I slept better the second night, and we ate a solid scrambled eggs, toast, and watermelon breakfast. Our time spent walking in the forest the final day was all of 15 minutes. I kid you not! It may well have been the most relaxing trek ever. I think it would be better characterized as a cultural hike. The term “trek” can then be reserved for longer distances and time walking per day.
The benefit of less walking was the incorporation of the elephant rides on day 2, and rafting on day 3. Monse and I were nauseated by the truck ride upriver, but we were treated to exciting sections of whitewater. The rubber rafting lasted about 30 minutes, of which a solid 20 were in rapids.
When I asked our Thai river guide about the class of the final rapid, he didn’t understand me, only characterizing it as the “big” one. Left to my own judgment, I’d say we hit a few Class III’s and maybe a Class IV. The cool part was there was barely any work involved. We were just along for the ride, and when the rapids ended, we switched to a traditional bamboo raft for a 20 minute ride along a calmer section.
Once we were out of the river, pad thai lunches were consumed and we drove an hour and a half to a waterfall near Chiang Mai. A few of the other guys slid on their butts down the waterfall in the center of the photo above, though only the local did the cliff jump. I didn’t feel comfortable doing either at this particular waterfall and sat them out.

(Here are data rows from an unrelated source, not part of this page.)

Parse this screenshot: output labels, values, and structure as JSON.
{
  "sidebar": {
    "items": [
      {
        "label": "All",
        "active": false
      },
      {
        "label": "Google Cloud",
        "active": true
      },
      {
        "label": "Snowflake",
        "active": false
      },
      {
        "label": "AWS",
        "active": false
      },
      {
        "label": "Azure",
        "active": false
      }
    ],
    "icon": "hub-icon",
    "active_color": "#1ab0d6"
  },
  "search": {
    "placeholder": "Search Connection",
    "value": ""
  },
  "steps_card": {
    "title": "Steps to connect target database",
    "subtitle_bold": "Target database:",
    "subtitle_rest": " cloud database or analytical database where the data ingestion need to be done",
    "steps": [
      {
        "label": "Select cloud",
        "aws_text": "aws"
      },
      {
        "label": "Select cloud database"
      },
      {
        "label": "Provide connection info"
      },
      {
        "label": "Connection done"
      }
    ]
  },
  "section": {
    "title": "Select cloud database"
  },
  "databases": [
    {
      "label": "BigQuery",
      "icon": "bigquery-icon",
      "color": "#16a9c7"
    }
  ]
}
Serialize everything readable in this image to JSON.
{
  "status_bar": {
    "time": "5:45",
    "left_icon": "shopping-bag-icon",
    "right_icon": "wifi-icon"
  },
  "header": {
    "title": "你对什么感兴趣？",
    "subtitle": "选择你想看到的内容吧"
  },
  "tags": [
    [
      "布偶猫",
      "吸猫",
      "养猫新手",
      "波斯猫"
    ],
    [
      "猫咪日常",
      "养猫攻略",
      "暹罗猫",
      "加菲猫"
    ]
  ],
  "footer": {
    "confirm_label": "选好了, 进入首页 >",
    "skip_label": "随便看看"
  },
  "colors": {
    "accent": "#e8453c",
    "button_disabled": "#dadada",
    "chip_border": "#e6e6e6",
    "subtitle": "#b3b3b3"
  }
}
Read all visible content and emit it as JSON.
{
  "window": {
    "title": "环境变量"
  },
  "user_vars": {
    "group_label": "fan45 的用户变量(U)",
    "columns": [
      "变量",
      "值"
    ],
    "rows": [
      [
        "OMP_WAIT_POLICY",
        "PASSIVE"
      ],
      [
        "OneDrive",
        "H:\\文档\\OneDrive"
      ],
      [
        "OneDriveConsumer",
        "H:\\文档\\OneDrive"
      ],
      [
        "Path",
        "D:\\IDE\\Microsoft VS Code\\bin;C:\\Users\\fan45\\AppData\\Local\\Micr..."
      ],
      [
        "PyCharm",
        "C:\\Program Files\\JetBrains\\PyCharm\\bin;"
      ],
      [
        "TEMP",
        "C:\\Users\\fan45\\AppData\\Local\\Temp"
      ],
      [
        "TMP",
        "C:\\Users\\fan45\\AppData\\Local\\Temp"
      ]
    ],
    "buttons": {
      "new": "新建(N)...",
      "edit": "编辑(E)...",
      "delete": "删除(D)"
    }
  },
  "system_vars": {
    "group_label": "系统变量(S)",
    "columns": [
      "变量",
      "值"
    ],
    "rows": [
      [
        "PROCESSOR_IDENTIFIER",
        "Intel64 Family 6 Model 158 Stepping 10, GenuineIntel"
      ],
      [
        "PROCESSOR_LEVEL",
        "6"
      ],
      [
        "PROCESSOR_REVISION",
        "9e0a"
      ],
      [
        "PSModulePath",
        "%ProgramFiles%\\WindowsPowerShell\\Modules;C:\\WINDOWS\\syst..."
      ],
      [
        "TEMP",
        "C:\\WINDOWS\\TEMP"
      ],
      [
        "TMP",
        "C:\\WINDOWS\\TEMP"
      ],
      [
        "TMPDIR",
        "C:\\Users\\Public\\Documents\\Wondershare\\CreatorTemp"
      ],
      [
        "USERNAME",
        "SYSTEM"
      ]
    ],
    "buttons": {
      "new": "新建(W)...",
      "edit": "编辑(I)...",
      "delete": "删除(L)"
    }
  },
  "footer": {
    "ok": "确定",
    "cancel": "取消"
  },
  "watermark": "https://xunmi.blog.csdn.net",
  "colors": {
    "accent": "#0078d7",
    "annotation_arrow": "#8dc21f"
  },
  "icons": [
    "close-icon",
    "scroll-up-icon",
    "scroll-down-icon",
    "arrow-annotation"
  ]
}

Day 3 concluded with drop-offs back in Chiang Mai. I took a room at a nicer hotel (sorry Kent) to catch up on rest as I had a night train booked to Bangkok the following day.